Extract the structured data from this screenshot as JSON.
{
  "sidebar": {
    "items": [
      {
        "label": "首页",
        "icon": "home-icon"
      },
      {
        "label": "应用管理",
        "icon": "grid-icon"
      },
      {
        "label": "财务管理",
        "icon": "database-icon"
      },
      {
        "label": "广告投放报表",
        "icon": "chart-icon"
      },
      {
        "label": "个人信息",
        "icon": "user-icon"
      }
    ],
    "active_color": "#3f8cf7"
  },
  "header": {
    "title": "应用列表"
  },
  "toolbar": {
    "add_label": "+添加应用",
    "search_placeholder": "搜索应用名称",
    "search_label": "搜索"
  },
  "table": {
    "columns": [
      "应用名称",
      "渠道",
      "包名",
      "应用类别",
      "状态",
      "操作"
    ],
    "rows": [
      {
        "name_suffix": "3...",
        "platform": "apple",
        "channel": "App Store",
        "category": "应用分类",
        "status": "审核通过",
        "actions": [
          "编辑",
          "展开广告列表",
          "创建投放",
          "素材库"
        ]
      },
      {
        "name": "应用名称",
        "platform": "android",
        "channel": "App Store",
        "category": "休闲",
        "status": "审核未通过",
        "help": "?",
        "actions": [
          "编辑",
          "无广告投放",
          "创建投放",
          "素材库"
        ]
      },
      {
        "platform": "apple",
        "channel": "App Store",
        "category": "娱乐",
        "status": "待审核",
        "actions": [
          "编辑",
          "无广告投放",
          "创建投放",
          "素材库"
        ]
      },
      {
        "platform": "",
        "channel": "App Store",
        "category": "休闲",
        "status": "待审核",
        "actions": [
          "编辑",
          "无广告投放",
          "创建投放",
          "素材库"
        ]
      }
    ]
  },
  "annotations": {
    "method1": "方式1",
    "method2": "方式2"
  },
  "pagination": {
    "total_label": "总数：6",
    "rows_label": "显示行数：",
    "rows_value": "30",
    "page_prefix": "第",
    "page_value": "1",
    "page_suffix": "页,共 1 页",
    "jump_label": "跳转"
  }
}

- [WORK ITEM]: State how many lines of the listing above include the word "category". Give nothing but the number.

- [SOLUTION]: 4